Like their name suggests, “Feeder Schools” are schools primarily designed for one goal: getting students into their “dream school”. This article will take a deeper dive into this terminology.
Discretionary note: I am currently a highschooler soon to be going through the college application process.
What are they? Any Advantages?
When one mentions a “feeder school”, the term is most commonly associated and seen in the high school setting. The primary objective for these schools is to get their students admitted into higher education institutions, which are typically made up of top colleges such as private (Ivy League, etc.) or public universities (UC Berkeley, UCLA, etc.). Here is a good quote that resonated with me from Megan Zogby’s article summarizing the motive behind feeder schools:
“Feeder schools are a way of keeping elite education elite…American higher education is a hodge-podge of missions and educational approaches, but for the most elite schools, the path to an acceptance letter is narrow”

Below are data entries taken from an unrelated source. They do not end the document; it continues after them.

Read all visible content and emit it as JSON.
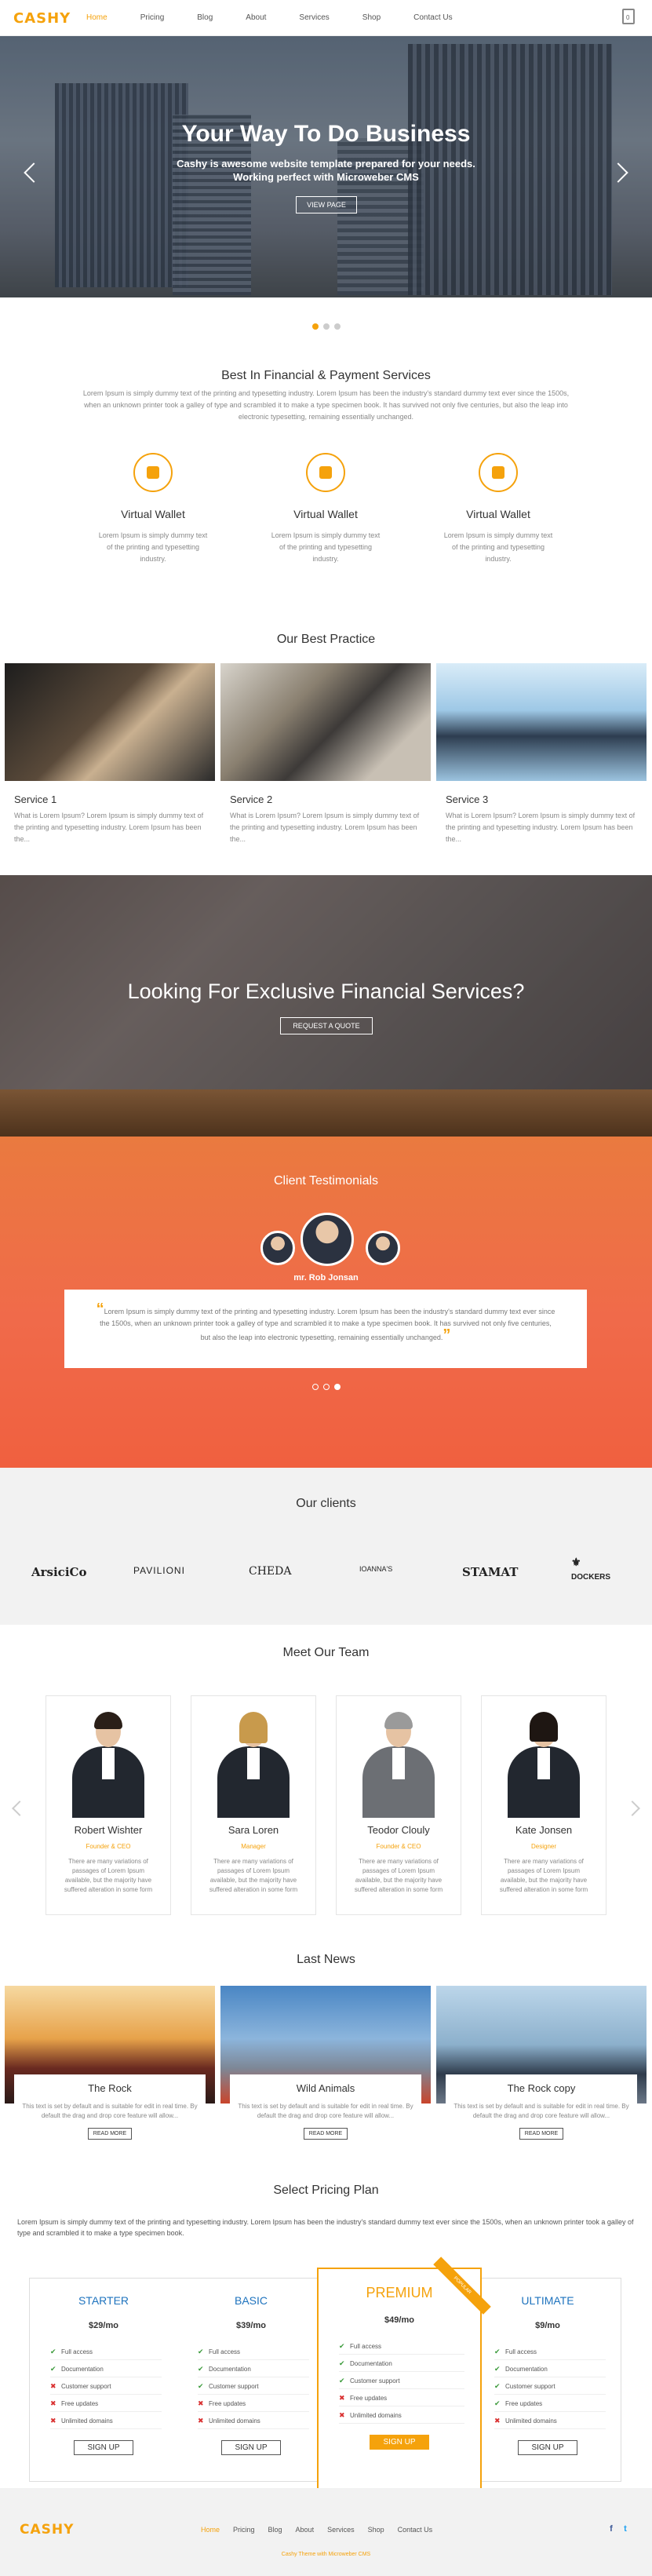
{
  "header": {
    "logo": "CASHY",
    "nav": [
      "Home",
      "Pricing",
      "Blog",
      "About",
      "Services",
      "Shop",
      "Contact Us"
    ],
    "cart_count": "0"
  },
  "hero": {
    "title": "Your Way To Do Business",
    "subtitle_line1": "Cashy is awesome website template prepared for your needs.",
    "subtitle_line2": "Working perfect with Microweber CMS",
    "button": "VIEW PAGE"
  },
  "intro": {
    "title": "Best In Financial & Payment Services",
    "text": "Lorem Ipsum is simply dummy text of the printing and typesetting industry. Lorem Ipsum has been the industry's standard dummy text ever since the 1500s, when an unknown printer took a galley of type and scrambled it to make a type specimen book. It has survived not only five centuries, but also the leap into electronic typesetting, remaining essentially unchanged."
  },
  "features": [
    {
      "title": "Virtual Wallet",
      "text": "Lorem Ipsum is simply dummy text of the printing and typesetting industry.",
      "icon": "globe-icon"
    },
    {
      "title": "Virtual Wallet",
      "text": "Lorem Ipsum is simply dummy text of the printing and typesetting industry.",
      "icon": "briefcase-icon"
    },
    {
      "title": "Virtual Wallet",
      "text": "Lorem Ipsum is simply dummy text of the printing and typesetting industry.",
      "icon": "money-icon"
    }
  ],
  "practice": {
    "title": "Our Best Practice",
    "services": [
      {
        "title": "Service 1",
        "text": "What is Lorem Ipsum? Lorem Ipsum is simply dummy text of the printing and typesetting industry. Lorem Ipsum has been the..."
      },
      {
        "title": "Service 2",
        "text": "What is Lorem Ipsum? Lorem Ipsum is simply dummy text of the printing and typesetting industry. Lorem Ipsum has been the..."
      },
      {
        "title": "Service 3",
        "text": "What is Lorem Ipsum? Lorem Ipsum is simply dummy text of the printing and typesetting industry. Lorem Ipsum has been the..."
      }
    ]
  },
  "quote": {
    "title": "Looking For Exclusive Financial Services?",
    "button": "REQUEST A QUOTE"
  },
  "testimonials": {
    "title": "Client Testimonials",
    "name": "mr. Rob Jonsan",
    "text": "Lorem Ipsum is simply dummy text of the printing and typesetting industry. Lorem Ipsum has been the industry's standard dummy text ever since the 1500s, when an unknown printer took a galley of type and scrambled it to make a type specimen book. It has survived not only five centuries, but also the leap into electronic typesetting, remaining essentially unchanged."
  },
  "clients": {
    "title": "Our clients",
    "logos": [
      "ArsiciCo",
      "PAVILIONI",
      "CHEDA",
      "IOANNA'S",
      "STAMAT",
      "DOCKERS"
    ]
  },
  "team": {
    "title": "Meet Our Team",
    "members": [
      {
        "name": "Robert Wishter",
        "role": "Founder & CEO",
        "text": "There are many variations of passages of Lorem Ipsum available, but the majority have suffered alteration in some form"
      },
      {
        "name": "Sara Loren",
        "role": "Manager",
        "text": "There are many variations of passages of Lorem Ipsum available, but the majority have suffered alteration in some form"
      },
      {
        "name": "Teodor Clouly",
        "role": "Founder & CEO",
        "text": "There are many variations of passages of Lorem Ipsum available, but the majority have suffered alteration in some form"
      },
      {
        "name": "Kate Jonsen",
        "role": "Designer",
        "text": "There are many variations of passages of Lorem Ipsum available, but the majority have suffered alteration in some form"
      }
    ]
  },
  "news": {
    "title": "Last News",
    "items": [
      {
        "title": "The Rock",
        "text": "This text is set by default and is suitable for edit in real time. By default the drag and drop core feature will allow...",
        "button": "READ MORE"
      },
      {
        "title": "Wild Animals",
        "text": "This text is set by default and is suitable for edit in real time. By default the drag and drop core feature will allow...",
        "button": "READ MORE"
      },
      {
        "title": "The Rock copy",
        "text": "This text is set by default and is suitable for edit in real time. By default the drag and drop core feature will allow...",
        "button": "READ MORE"
      }
    ]
  },
  "pricing": {
    "title": "Select Pricing Plan",
    "intro": "Lorem Ipsum is simply dummy text of the printing and typesetting industry. Lorem Ipsum has been the industry's standard dummy text ever since the 1500s, when an unknown printer took a galley of type and scrambled it to make a type specimen book.",
    "ribbon": "POPULAR",
    "features": [
      "Full access",
      "Documentation",
      "Customer support",
      "Free updates",
      "Unlimited domains"
    ],
    "plans": [
      {
        "name": "STARTER",
        "price": "$29/mo",
        "button": "SIGN UP"
      },
      {
        "name": "BASIC",
        "price": "$39/mo",
        "button": "SIGN UP"
      },
      {
        "name": "PREMIUM",
        "price": "$49/mo",
        "button": "SIGN UP"
      },
      {
        "name": "ULTIMATE",
        "price": "$9/mo",
        "button": "SIGN UP"
      }
    ]
  },
  "footer": {
    "logo": "CASHY",
    "nav": [
      "Home",
      "Pricing",
      "Blog",
      "About",
      "Services",
      "Shop",
      "Contact Us"
    ],
    "credit": "Cashy Theme with Microweber CMS"
  },
  "colors": {
    "accent": "#f5a20c",
    "testimonial": "#f06a4a",
    "link_blue": "#1e73be"
  }
}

Feeder schools typically are structured in the same way that private schools are. They generally have exceptionally skilled professors and an abundance of course offerings to provide high-quality education, a wide range of resources, more than enough funding, and the list goes on. As a result, if a student succeeds (as the vast majority do), then they have an inherent advantage in gaining admission to a higher-level and competitive college. Private schools such as Harker and BASIS Independent Silicon Valley are great instances of this. Furthermore, these feeder schools’ reputation is further substantiated by a majority of their students being accepted into these institutions or universities. For instance, in my area around Silicon Valley, it would not be a surprise that a student from Harker would get into a top program at a university such as Berkeley Electrical Engineering & Computer Science (EECS).
Feeder Schools are primarily designed for getting students into top schools across America as they have an abundance of resources that cover the needs of students. They are primarily private schools with the students attending them being mostly from the middle and upper classes. These students are typically accepted by colleges and universities with preferences, and can have the possibility of expanding the gap between students from lower and middle class. Now with all this being said, I do think that the advantages of feeder schools do outweigh their disadvantages and they certainly do their job effectively.